Most teachers believe a $300 million initiative designed to increase collaboration between schools has flopped, a new survey has found.
The survey - the first national report on a tool for teachers to rate their schools anonymously - has found that teachers are overwhelmingly positive about most aspects of their schools. For example, 84 per cent feel they "work in a safe and supportive environment".
But only 34 per cent of teachers in "communities of learning", which were set up by the former National Government to increase collaboration between schools, believe the communities are strengthening their own teaching.
Only 40 per cent say the communities of learning have even given them "opportunities to collaborate with other teachers".
Berhampore School principal Mark Potter, who represented the NZ Educational Institute (NZEI) on an advisory group for the survey tool, said the communities were not working because the system was imposed on schools by the Education Ministry.
"It was not designed for communities to collaborate. It was designed for one entity, the Ministry of Education, to impose its ideas on what schools should be doing."
The communities were the flagship of a National Government initiative, "Investing for Educational Success", which was originally budgeted at $359m over four years - although the budget was underspent because the communities were slow to form.
The 214 communities approved so far cover 1761 of the country's 2482 state and integrated schools, with 610,024 children.
However, Potter said the Education Ministry had to approve which schools joined communities, who led them, and their goals or "achievement challenges". All communities whose achievement challenges were approved before last year's election included challenges related to national standards.
Once achievement challenges were approved, communities were funded to appoint skilled teachers to work across and within schools to achieve their challenges.
"Across NZEI and PPTA (Post Primary Teachers Association), we'd rather you put that money into special education than into paying a few teachers to go around telling other teachers how to do their job," Potter said.
The report on the survey tool is based on the first anonymous responses from 4355 teachers in 335 schools.
Most teachers were remarkably positive about their schools: 88 per cent said their schools "set high expectations for students", 76 per cent said "every student has challenging (stretch) learning goals", and 91 per cent said "we effectively include students in our classes whatever their needs, strengths and identities".
As expected, teachers were less enthusiastic about workload issues. But even there, 62 per cent said "teaching time is protected from unnecessary interruptions", and 54 per cent said "teachers have sufficient time to discuss student progress and plan teaching together".
A surprisingly high proportion of the teachers (43 per cent) were "team-teaching" either all the time (14 per cent) or some of the time (29 per cent).
This partly reflects a ministry drive for multi-teacher "modern learning environments", but Potter said it would also include classes that have one teacher for part of the week and another teacher for another part of the week, and team-teaching within conventional classrooms.
On average, team-teachers were more positive on many indicators than others.
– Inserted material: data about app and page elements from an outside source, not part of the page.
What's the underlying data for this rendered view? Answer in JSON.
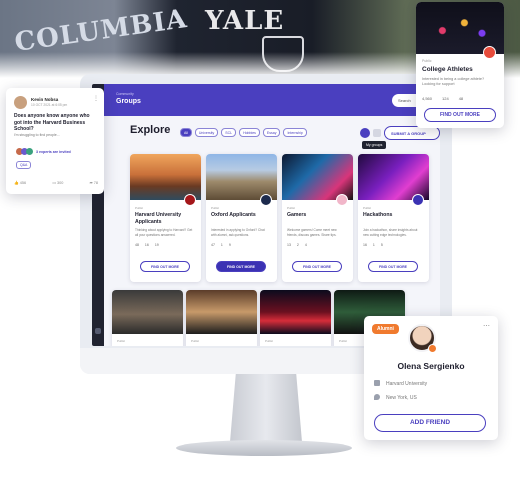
{
  "background": {
    "shirt_left_text": "COLUMBIA",
    "shirt_center_text": "YALE"
  },
  "app": {
    "crumb": "Community",
    "title": "Groups",
    "search_placeholder": "Search",
    "explore_title": "Explore",
    "filters": [
      "All",
      "University",
      "SCL",
      "Hobbies",
      "Essay",
      "Internship"
    ],
    "my_groups_tooltip": "My groups",
    "submit_label": "SUBMIT A GROUP",
    "cards": [
      {
        "visibility": "Public",
        "name": "Harvard University Applicants",
        "desc": "Thinking about applying to Harvard? Get all your questions answered.",
        "stats": [
          "48",
          "16",
          "19"
        ],
        "button": "FIND OUT MORE"
      },
      {
        "visibility": "Public",
        "name": "Oxford Applicants",
        "desc": "Interested in applying to Oxford? Chat with alumni, ask questions.",
        "stats": [
          "47",
          "1",
          "9"
        ],
        "button": "FIND OUT MORE"
      },
      {
        "visibility": "Public",
        "name": "Gamers",
        "desc": "Welcome gamers! Come meet new friends, discuss games. Share tips.",
        "stats": [
          "13",
          "2",
          "4"
        ],
        "button": "FIND OUT MORE"
      },
      {
        "visibility": "Public",
        "name": "Hackathons",
        "desc": "Join a hackathon, share insights about new cutting edge technologies.",
        "stats": [
          "16",
          "1",
          "5"
        ],
        "button": "FIND OUT MORE"
      }
    ],
    "row2": [
      "Public",
      "Public",
      "Public",
      "Public"
    ]
  },
  "question_card": {
    "user": "Kevin Nobsa",
    "time": "10 OCT 2021 at 6:05 pm",
    "question": "Does anyone know anyone who got into the Harvard Business School?",
    "body": "I'm struggling to find people...",
    "experts": "3 experts are invited",
    "tag": "Q&A",
    "likes": "456",
    "comments": "300",
    "shares": "78"
  },
  "athletes_card": {
    "visibility": "Public",
    "name": "College Athletes",
    "desc": "Interested in being a college athlete? Looking for support",
    "stats": [
      "4,560",
      "124",
      "48"
    ],
    "button": "FIND OUT MORE"
  },
  "profile_card": {
    "badge": "Alumni",
    "name": "Olena Sergienko",
    "school": "Harvard University",
    "location": "New York, US",
    "button": "ADD FRIEND"
  },
  "colors": {
    "accent": "#4a3fbf",
    "alumni": "#f07a2e"
  }
}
On including students of all needs, strengths and abilities, 69 per cent of those who always team-teach said this was "very like our school", compared with 56 per cent of those who don't team-teach.